We’ve heard a lot about Advanced Persistent Threats (APTs) over the past few years. As a refresher, APTs are prolonged, aimed attacks on specific targets with the intention to compromise their systems and gain information from or about that target. While the targets may be anyone or anything—a person, business, or other organization—APTs are often associated with government or military operations, as they tend to be the organizations with the resources necessary to conduct such an attack. Starting with Mandiant’s APT1 report in 2013, there’s been a continuous stream of exposure of nation-state hacking at scale.
Cybersecurity companies have gotten relatively good at observing and analyzing the tools and tactics of nation-state threat actors; they’re less good at placing these actions in context sufficient enough for defenders to make solid risk assessments. So we’re going to take a look at a few APT groups from a broader perspective and see how they fit into the larger threat landscape.
Today, we’re beginning with APT10. (Note: These groups have a panoply of different names, but for simplicity’s sake, we’re going to borrow Mandiant’s naming conventions for Chinese groups.)
Who is APT10?
First observed in 2009, APT10 is most commonly attributed via open source research to the Chinese Ministry of State Security (MSS). MSS attacks are typically, but not limited to: intelligence targets surrounding trade negotiations, research and development in competition with Chinese commercial entities, and high value counter intelligence targets overseas. As an example of a trade negotiation op, Fidelis Security observed a watering hole attack in February 2017 targeting members of the National Foreign Trade Council, a US trade lobby group.
A commonly-used tool of APT10 is Scanbox, which is a form of malware that can offer insights into their targeting priorities. Scanbox has been observed on assorted industrial sector targets in the US and Japan, but also on Uighur dissidents overseas. While this supports the thesis of APT10 being a government threat group, we caution defenders against associating any one piece of malware exclusively with one group. Countries maintain multiple threat groups, all of whom are fully capable of collaborating and sharing TTPs.
Malware commonly deployed
APT10 is known for deploying the following malware:
Note: Variants of PlugX and Poison Ivy were developed and deployed by Chinese state-sponsored actors. They have since been sold and resold to individual threat actors across multiple nations. At time of writing, it is inappropriate to attribute an attack to Chinese threat actors based on PlugX or Poison Ivy deployment alone.
Should you be worried?
That depends on the type of organization you run. APT10 has been observed to most commonly target construction, engineering, aerospace, and regional telecoms, as well as traditional government targets. If your company exists outside these verticals, it’s unlikely that APT10 would expend the time and resources to target you. For companies outside the targeting profile, it’s much more cost effective to spend defense budgets on common vulnerabilities that are most leveraged by common attackers.

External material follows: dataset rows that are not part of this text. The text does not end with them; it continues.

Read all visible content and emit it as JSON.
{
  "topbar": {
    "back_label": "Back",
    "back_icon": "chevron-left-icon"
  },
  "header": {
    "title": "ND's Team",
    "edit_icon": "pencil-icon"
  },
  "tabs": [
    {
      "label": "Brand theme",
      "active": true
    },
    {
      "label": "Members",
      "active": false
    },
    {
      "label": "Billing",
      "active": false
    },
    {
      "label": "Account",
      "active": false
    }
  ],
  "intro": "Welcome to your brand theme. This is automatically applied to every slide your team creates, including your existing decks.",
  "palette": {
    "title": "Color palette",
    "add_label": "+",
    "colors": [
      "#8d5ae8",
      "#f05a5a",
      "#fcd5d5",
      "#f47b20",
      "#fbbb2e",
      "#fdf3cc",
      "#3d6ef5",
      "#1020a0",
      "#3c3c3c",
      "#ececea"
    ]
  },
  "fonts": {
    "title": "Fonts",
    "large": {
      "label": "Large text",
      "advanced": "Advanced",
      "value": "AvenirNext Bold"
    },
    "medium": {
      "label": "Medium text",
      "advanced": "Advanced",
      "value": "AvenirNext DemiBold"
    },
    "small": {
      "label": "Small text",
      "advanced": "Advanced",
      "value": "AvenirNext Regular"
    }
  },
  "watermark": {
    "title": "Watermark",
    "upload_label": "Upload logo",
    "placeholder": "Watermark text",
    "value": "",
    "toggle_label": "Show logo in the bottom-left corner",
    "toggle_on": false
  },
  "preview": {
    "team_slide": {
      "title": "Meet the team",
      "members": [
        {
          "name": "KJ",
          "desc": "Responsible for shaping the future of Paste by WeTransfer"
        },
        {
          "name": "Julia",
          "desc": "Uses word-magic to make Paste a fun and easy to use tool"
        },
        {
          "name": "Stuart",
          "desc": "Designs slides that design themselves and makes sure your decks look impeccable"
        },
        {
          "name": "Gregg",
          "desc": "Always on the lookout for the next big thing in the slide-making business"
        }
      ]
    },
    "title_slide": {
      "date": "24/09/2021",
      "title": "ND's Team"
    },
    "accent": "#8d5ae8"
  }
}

What might they do next?
Like most APTs, APT10 has traditionally targeted at scale when attacking commercial enterprise. However, a more recent report by Price Waterhouse Cooper and BAE Systems suggests that they’ve begin devoting a portion of their operations to targeting Managed Service Providers (MSPs), most likely in an attempt to exfiltrate sensitive client data. Given that there’s been increasing awareness of advanced threats by high-value targets, continuing to target MSPs in this way is a plausible means of obtaining the same desired data at a lesser cost.
If you’d like to do some additional reading on APTs, and specifically APT10, take a look at the following resources: